“We dominated the game in all aspects,” said a frustrated Peter Vermes after his team lost 1-0 to the visiting Philadelphia Union. “At the end of the day, we had a lot of chances around the goal. We had a lot of looks and a lot of opportunities, but zero goals, which is the biggest thing.”
But before we get too far into the game, let’s talk a little bit about the playing surface at Sporting Park. I’ll cut to the chase – at this point the field is simply dangerous.
From the opening whistle, turf was just ripping up all over the place. Anytime a player made a hard cut they had a good chance of losing their balance and tearing out a huge divot. On nearly every goal kick, the keeper’s plant foot would rip up a chunk.
At one point in the second half during an injury stoppage, Vermes was 20 yards out on the field tamping down stray pieces of grass that were scattered all over the pitch.
This needs to be fixed now; especially with the added scrutiny of the USMNT coming to town in less than two weeks.
Early on in the match, KC was dictating things. But with Philly so content to sit back that wasn’t really a surprise. Most of the time the visitors were happy to simply pump the ball out of their defensive third with little to no intent going forward.
KC was just gunning, but after about 15 minutes they became a bit impatient and weren’t necessarily playing to their strengths. Graham Zusi was a ghost, and when he finally got a touch on the ball, I remembered that he was in the starting lineup.
KC should’ve gone up one in the 25th minute when Benny Feilhaber made a nice run up the middle but couldn’t finish from about 12 with the keeper coming out a little. He ended up side footing it right into Zac MacMath‘s arms.
As the half wore on, Zusi got more involved, causing KC to create more dangerous chances. A corner here, a shot from the top of the box there.
But as time went on and KC failed to score, Philly seemed to be gaining a little momentum, using Sporting’s aggression against them to find counters and space.

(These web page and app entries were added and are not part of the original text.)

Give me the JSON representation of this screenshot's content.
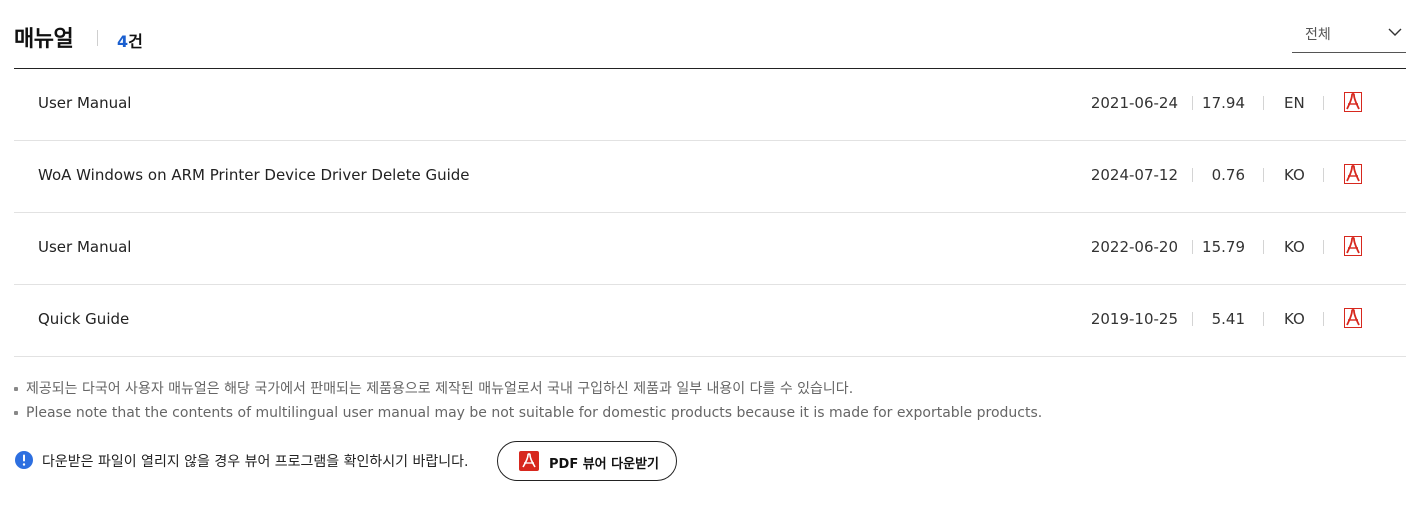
{
  "header": {
    "title": "매뉴얼",
    "count_number": "4",
    "count_suffix": "건",
    "filter_label": "전체"
  },
  "manuals": [
    {
      "name": "User Manual",
      "date": "2021-06-24",
      "size": "17.94",
      "lang": "EN"
    },
    {
      "name": "WoA Windows on ARM Printer Device Driver Delete Guide",
      "date": "2024-07-12",
      "size": "0.76",
      "lang": "KO"
    },
    {
      "name": "User Manual",
      "date": "2022-06-20",
      "size": "15.79",
      "lang": "KO"
    },
    {
      "name": "Quick Guide",
      "date": "2019-10-25",
      "size": "5.41",
      "lang": "KO"
    }
  ],
  "notes": [
    "제공되는 다국어 사용자 매뉴얼은 해당 국가에서 판매되는 제품용으로 제작된 매뉴얼로서 국내 구입하신 제품과 일부 내용이 다를 수 있습니다.",
    "Please note that the contents of multilingual user manual may be not suitable for domestic products because it is made for exportable products."
  ],
  "info": {
    "text": "다운받은 파일이 열리지 않을 경우 뷰어 프로그램을 확인하시기 바랍니다.",
    "button_label": "PDF 뷰어 다운받기"
  },
  "colors": {
    "accent": "#1a5fd0",
    "pdf_red": "#d7281e",
    "info_blue": "#2d6fe0"
  },
  "icons": {
    "row_file": "pdf-icon",
    "filter": "chevron-down-icon",
    "info": "info-icon",
    "button": "acrobat-icon"
  }
}
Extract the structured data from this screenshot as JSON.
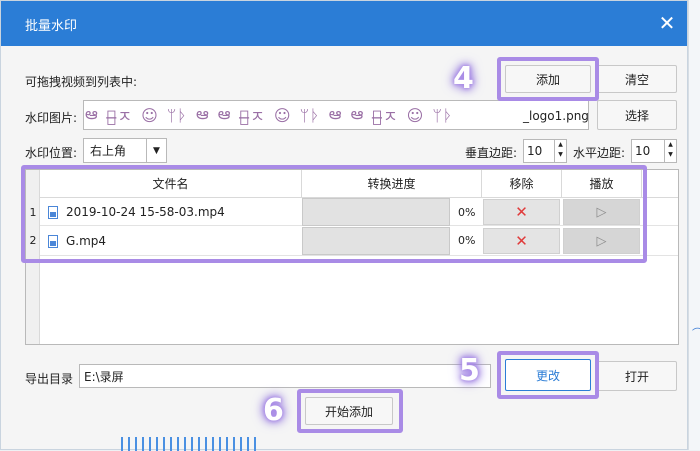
{
  "dialog": {
    "title": "批量水印",
    "close_glyph": "✕"
  },
  "drag_hint": "可拖拽视频到列表中:",
  "buttons": {
    "add": "添加",
    "clear": "清空",
    "choose": "选择",
    "change": "更改",
    "open": "打开",
    "start": "开始添加"
  },
  "watermark": {
    "label": "水印图片:",
    "file_suffix": "_logo1.png",
    "glyphs": [
      "ఆ",
      "ㄷ̶ㅈ",
      "☺",
      "ᛘᚦ",
      "ఆ",
      "ఆ",
      "ㄷ̶ㅈ",
      "☺",
      "ᛘᚦ",
      "ఆ",
      "ఆ",
      "ㄷ̶ㅈ",
      "☺",
      "ᛘᚦ"
    ]
  },
  "position": {
    "label": "水印位置:",
    "value": "右上角"
  },
  "margins": {
    "vertical_label": "垂直边距:",
    "vertical_value": "10",
    "horizontal_label": "水平边距:",
    "horizontal_value": "10"
  },
  "table": {
    "columns": [
      "文件名",
      "转换进度",
      "移除",
      "播放"
    ],
    "rows": [
      {
        "index": "1",
        "filename": "2019-10-24 15-58-03.mp4",
        "progress": 0,
        "progress_text": "0%"
      },
      {
        "index": "2",
        "filename": "G.mp4",
        "progress": 0,
        "progress_text": "0%"
      }
    ]
  },
  "output": {
    "label": "导出目录",
    "path": "E:\\录屏"
  },
  "step_markers": [
    "4",
    "5",
    "6"
  ],
  "colors": {
    "titlebar": "#2b7dd6",
    "highlight": "#a98be6",
    "remove_icon": "#e03a3a"
  }
}
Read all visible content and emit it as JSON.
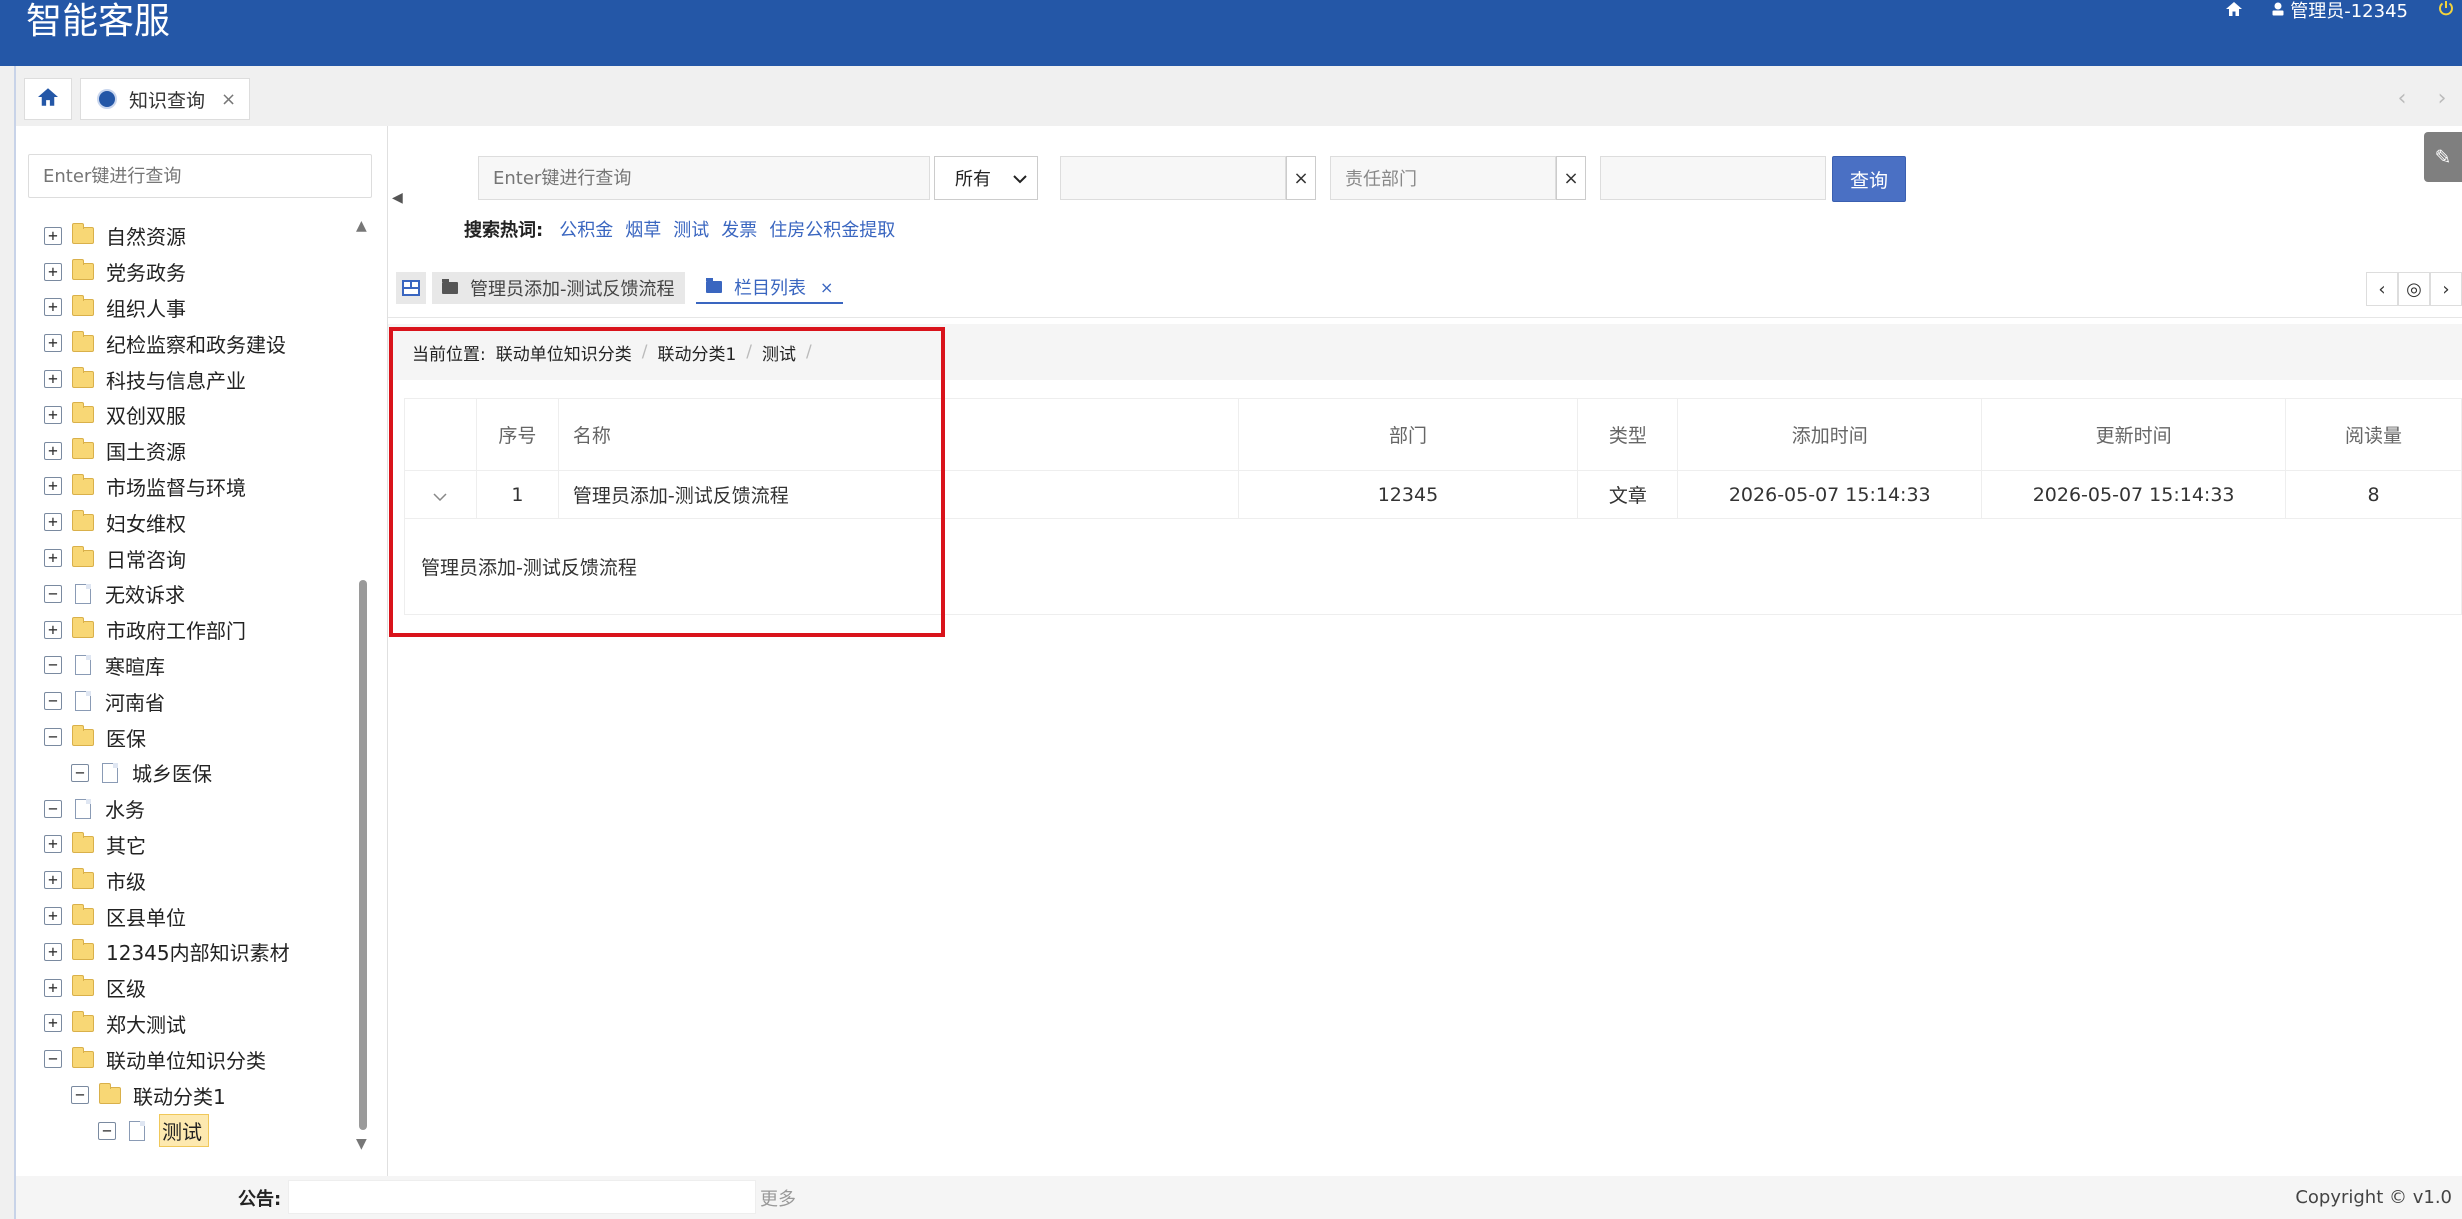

In the 36th minute, Ike Opara got BURNED down the right flank when a Philly winger touched the ball around the lanky defenseman, ran back onto it, and delivered a quality cross that bobbled inside the 6 yard box until Conor Casey finished with a volley from point blank range.
Sporting’s desperation was betraying them at a time when they didn’t need to press so hard in the first place.
The second half saw KC play a bit more within themselves, not risking so much and being much more patient. Early on they should’ve leveled when Chance Myers played a nice curling ball in behind that dropped at the far post. Dom Dwyer got a powerful head to it, but the effort went just wide.
By not rushing, but instead relaxing and taking what came to them, Sporting was playing much, much better ball than they did in the frenetic first half. But with Philly already up 1-0, and with a really good keeper to rely on, the visitors were able to bunker in and try to weather the aerial storm from KC.
“They didn’t get too many shots in the second half,” said Philly keeper MacMath afterwards. “The team had to just sit in and we knew they were just going to bomb balls into the box. The defense did really well to head balls away and keep it clear.”
“Our heart was there, and our determination was there,” said Vermes, “we just weren’t clinical around the goal.”